Not to digress. Arguing that formal education is not for everyone is a both a matter of debate and subjectivity. Some children with dyslexic tendencies, or other forms of learning disabilities, have been canceled out of the formal educational system. This is sad because technology and innovation have changed and leveled most, if not all, playing fields. For example, I have seen a tv commercial of a deaf man and his family. I think the deaf man is a design manager at Amazon. (I might be wrong regarding the managerial position and/or the company and will correct once verified.) How was he able to learn his craft? If he was able to, there’s no longer an excuse for anyone is the point that I’m making.

“The function of education is to teach one to think intensively and to think critically. Intelligence plus character – that is the goal of true education”

Martin Luther King

More of the Sages’ Thoughts on Education

I conclude with more supporting quotes on Education for your pleasure. If you have a good one, too, please feel free to include it in the comments.

  • Only two things are infinite, the universe and human stupidity, and I’m not sure about the former.” – Albert Einstein
  • “Education is the key to unlock the golden door of freedom.” George Washington Carver
  • Education is the passport to the future, for tomorrow belongs to those who prepare for it today.” – Malcolm X
  • “The roots of education are bitter, but the fruit is sweet.” – Aristotle
  • If you are planning for a year, sow rice; if you are planning for a decade, plant trees; if you are planning for a lifetime, educate people.” – Chinese Proverb

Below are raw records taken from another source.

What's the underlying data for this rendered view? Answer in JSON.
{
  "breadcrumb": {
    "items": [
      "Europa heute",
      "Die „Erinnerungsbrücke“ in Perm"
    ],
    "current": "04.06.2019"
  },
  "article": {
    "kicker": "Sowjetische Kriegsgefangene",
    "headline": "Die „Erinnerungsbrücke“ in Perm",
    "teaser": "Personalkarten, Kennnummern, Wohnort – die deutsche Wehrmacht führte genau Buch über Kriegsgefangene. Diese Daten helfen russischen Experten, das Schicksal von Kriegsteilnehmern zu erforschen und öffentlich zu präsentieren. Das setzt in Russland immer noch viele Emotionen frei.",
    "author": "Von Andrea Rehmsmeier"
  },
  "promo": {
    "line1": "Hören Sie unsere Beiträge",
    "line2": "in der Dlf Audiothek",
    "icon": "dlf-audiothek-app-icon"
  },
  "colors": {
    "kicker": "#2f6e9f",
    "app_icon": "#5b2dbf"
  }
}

Having read my post, I’m curious as to your stance. Please remember the title “Is Formal Education Necessary?” Thanks for adding your thoughts in the comments.